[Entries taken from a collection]

---

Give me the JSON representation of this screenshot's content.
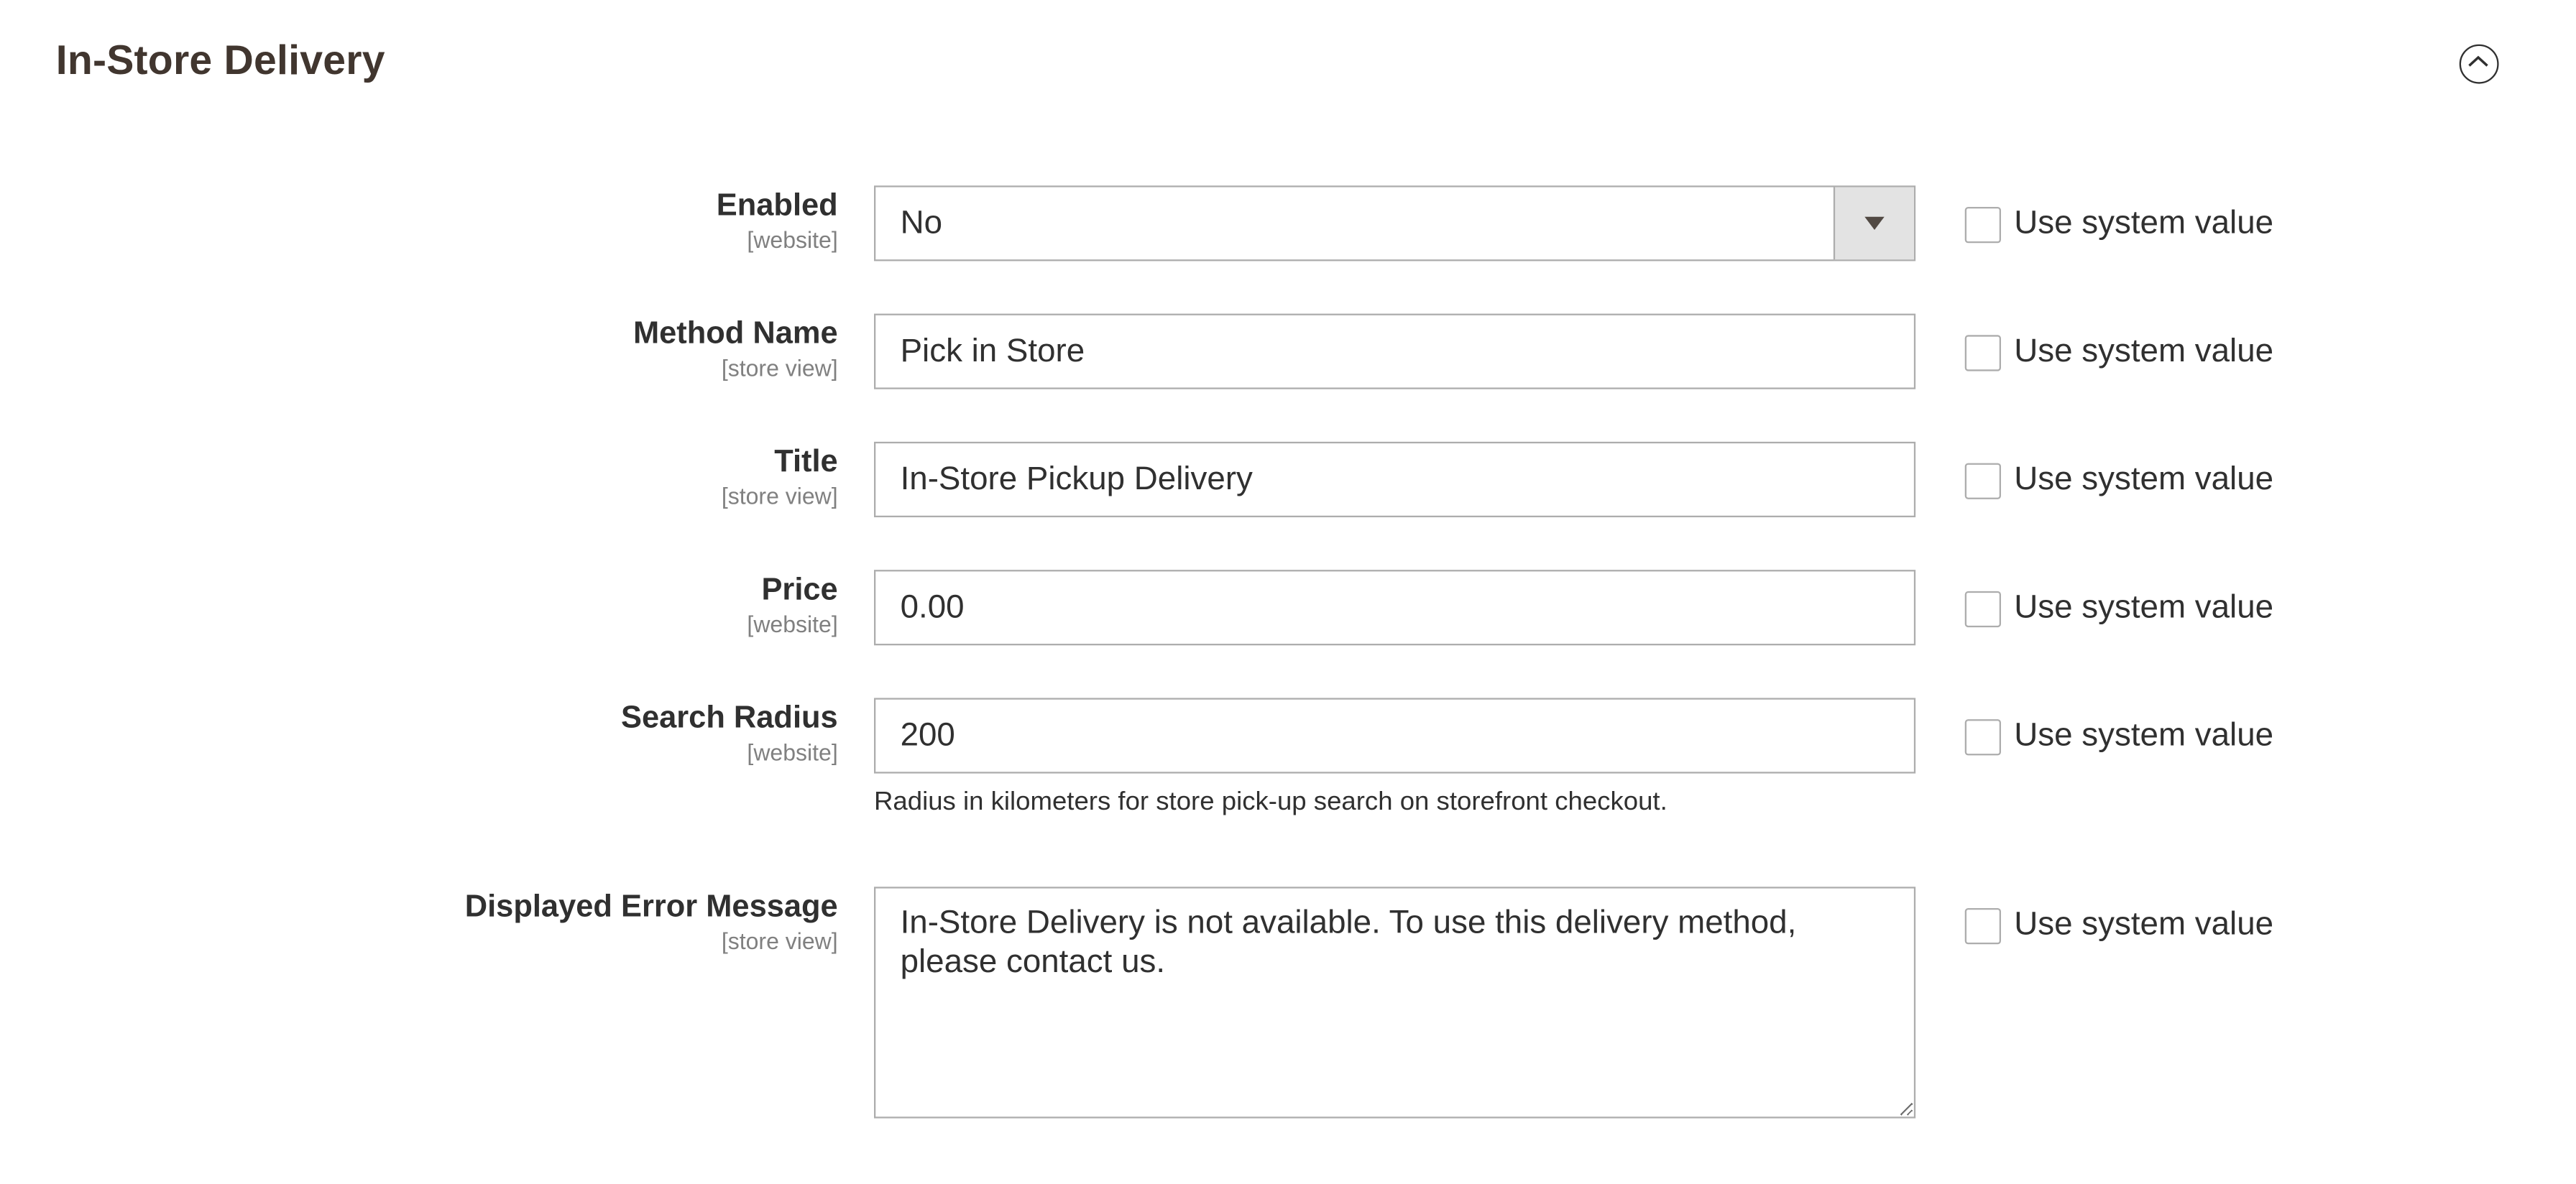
{
  "section": {
    "title": "In-Store Delivery",
    "collapse_icon": "chevron-up-circle-icon"
  },
  "use_system_value_label": "Use system value",
  "fields": [
    {
      "label": "Enabled",
      "scope": "[website]",
      "type": "select",
      "value": "No",
      "use_system_value": false
    },
    {
      "label": "Method Name",
      "scope": "[store view]",
      "type": "text",
      "value": "Pick in Store",
      "use_system_value": false
    },
    {
      "label": "Title",
      "scope": "[store view]",
      "type": "text",
      "value": "In-Store Pickup Delivery",
      "use_system_value": false
    },
    {
      "label": "Price",
      "scope": "[website]",
      "type": "text",
      "value": "0.00",
      "use_system_value": false
    },
    {
      "label": "Search Radius",
      "scope": "[website]",
      "type": "text",
      "value": "200",
      "note": "Radius in kilometers for store pick-up search on storefront checkout.",
      "use_system_value": false
    },
    {
      "label": "Displayed Error Message",
      "scope": "[store view]",
      "type": "textarea",
      "value": "In-Store Delivery is not available. To use this delivery method, please contact us.",
      "use_system_value": false
    }
  ]
}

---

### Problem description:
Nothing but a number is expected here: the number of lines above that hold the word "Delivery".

### Answer for the task:
3